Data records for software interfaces
........

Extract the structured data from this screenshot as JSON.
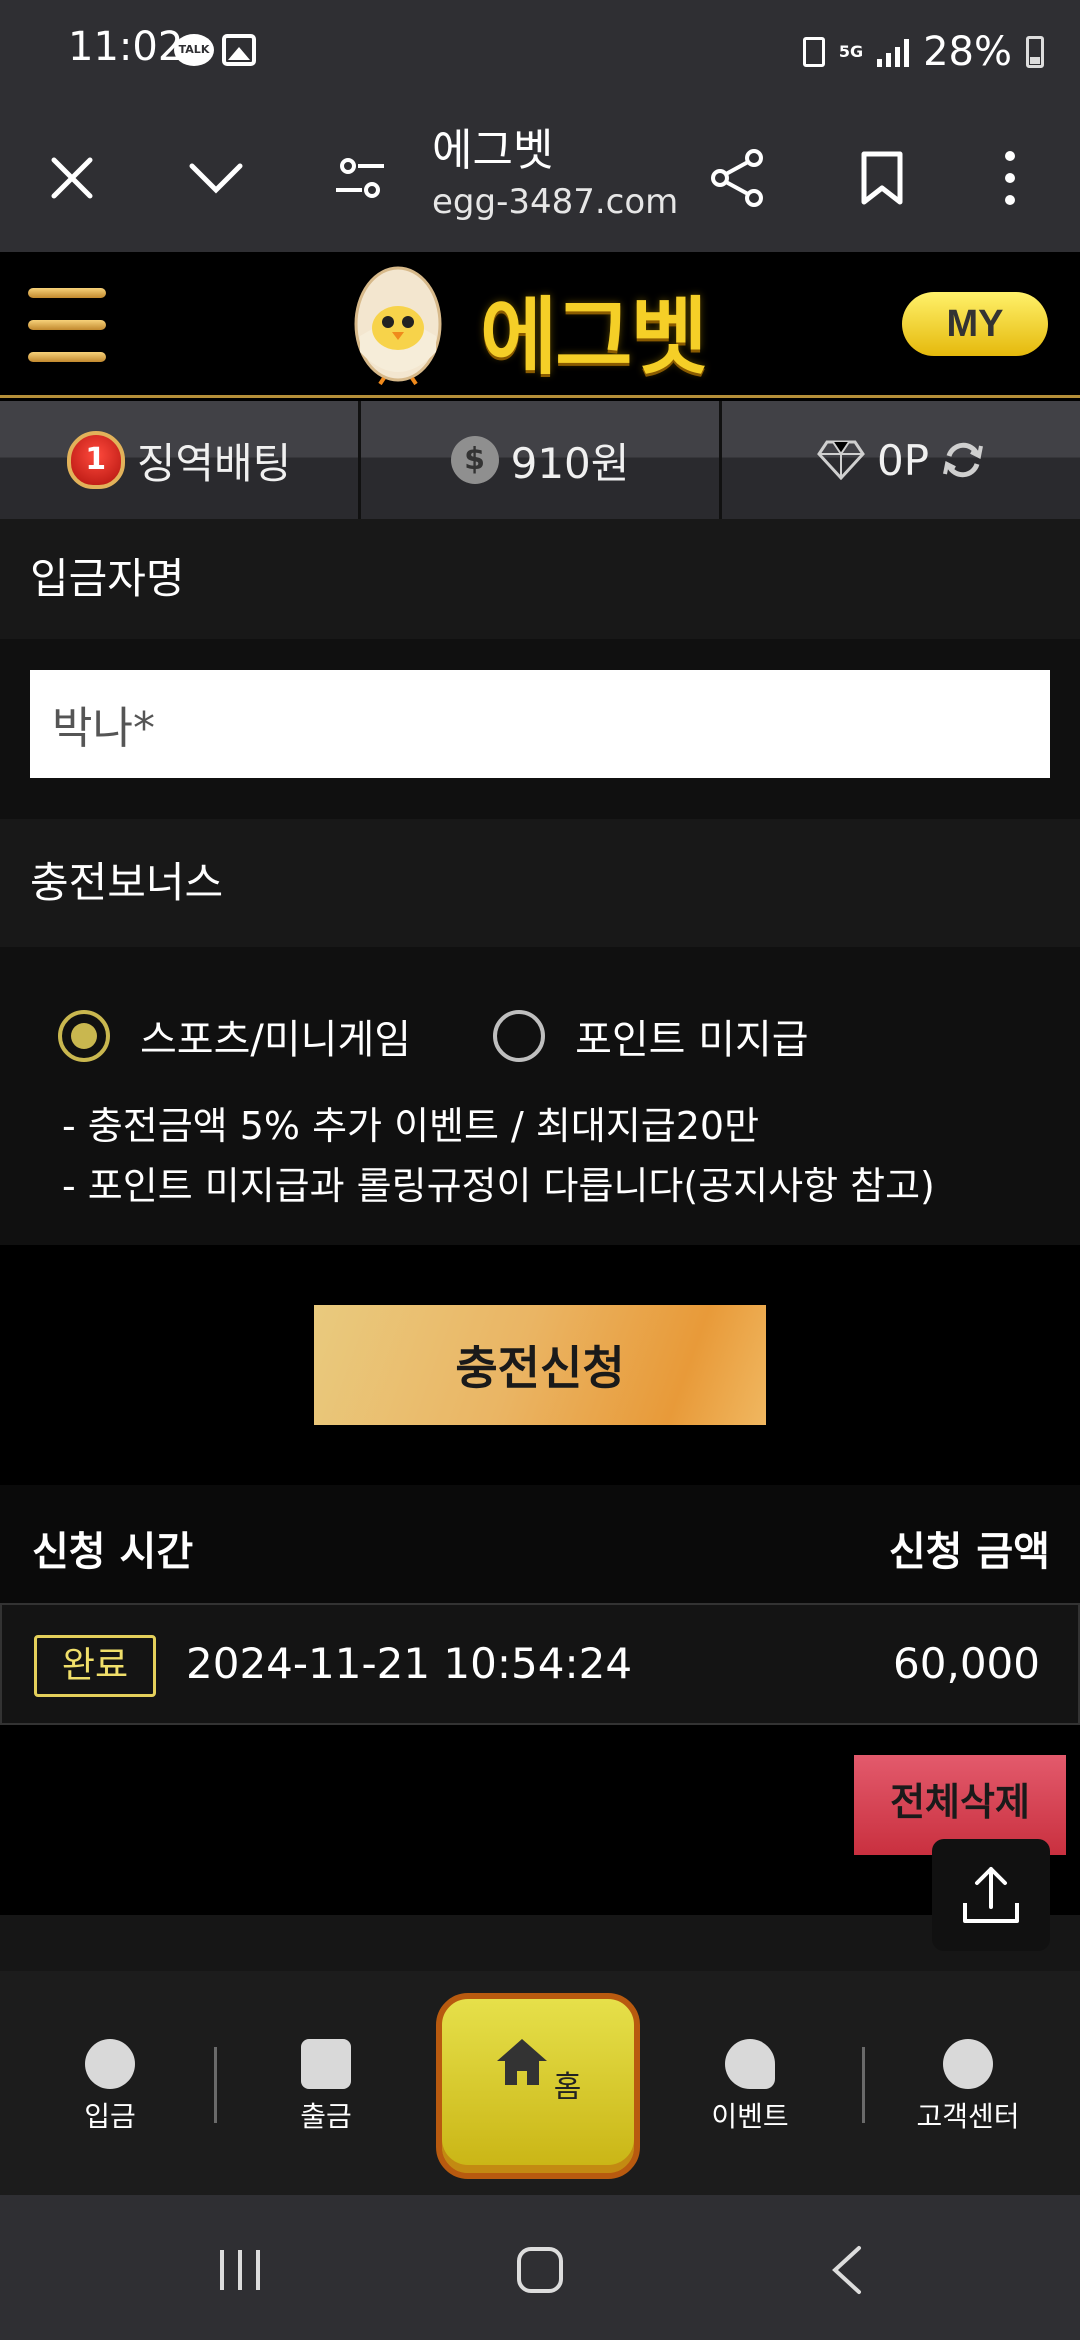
{
  "status_bar": {
    "time": "11:02",
    "talk_label": "TALK",
    "network": "5G",
    "battery": "28%"
  },
  "browser": {
    "site_title": "에그벳",
    "url": "egg-3487.com"
  },
  "header": {
    "logo_text": "에그벳",
    "my_label": "MY"
  },
  "info": {
    "level_badge": "1",
    "username": "징역배팅",
    "coin_symbol": "$",
    "balance": "910원",
    "points": "0P"
  },
  "form": {
    "depositor_label": "입금자명",
    "depositor_value": "박나*",
    "bonus_label": "충전보너스",
    "options": [
      {
        "label": "스포츠/미니게임",
        "selected": true
      },
      {
        "label": "포인트 미지급",
        "selected": false
      }
    ],
    "notes": [
      "- 충전금액 5% 추가 이벤트 / 최대지급20만",
      "- 포인트 미지급과 롤링규정이 다릅니다(공지사항 참고)"
    ],
    "submit_label": "충전신청"
  },
  "history": {
    "col_time": "신청 시간",
    "col_amount": "신청 금액",
    "rows": [
      {
        "status": "완료",
        "time": "2024-11-21 10:54:24",
        "amount": "60,000"
      }
    ],
    "delete_all_label": "전체삭제"
  },
  "bottom_nav": {
    "items": [
      "입금",
      "출금",
      "홈",
      "이벤트",
      "고객센터"
    ]
  },
  "colors": {
    "accent_gold": "#f5cf27",
    "selected_radio": "#c9b74f",
    "delete_red": "#d63a4b",
    "home_yellow": "#e6e04a"
  }
}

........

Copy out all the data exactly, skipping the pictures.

* **The completed task**
Extract the structured data from this screenshot as JSON.
{
  "status_bar": {
    "time": "11:02",
    "talk_label": "TALK",
    "network": "5G",
    "battery": "28%"
  },
  "browser": {
    "site_title": "에그벳",
    "url": "egg-3487.com"
  },
  "header": {
    "logo_text": "에그벳",
    "my_label": "MY"
  },
  "info": {
    "level_badge": "1",
    "username": "징역배팅",
    "coin_symbol": "$",
    "balance": "910원",
    "points": "0P"
  },
  "form": {
    "depositor_label": "입금자명",
    "depositor_value": "박나*",
    "bonus_label": "충전보너스",
    "options": [
      {
        "label": "스포츠/미니게임",
        "selected": true
      },
      {
        "label": "포인트 미지급",
        "selected": false
      }
    ],
    "notes": [
      "- 충전금액 5% 추가 이벤트 / 최대지급20만",
      "- 포인트 미지급과 롤링규정이 다릅니다(공지사항 참고)"
    ],
    "submit_label": "충전신청"
  },
  "history": {
    "col_time": "신청 시간",
    "col_amount": "신청 금액",
    "rows": [
      {
        "status": "완료",
        "time": "2024-11-21 10:54:24",
        "amount": "60,000"
      }
    ],
    "delete_all_label": "전체삭제"
  },
  "bottom_nav": {
    "items": [
      "입금",
      "출금",
      "홈",
      "이벤트",
      "고객센터"
    ]
  },
  "colors": {
    "accent_gold": "#f5cf27",
    "selected_radio": "#c9b74f",
    "delete_red": "#d63a4b",
    "home_yellow": "#e6e04a"
  }
}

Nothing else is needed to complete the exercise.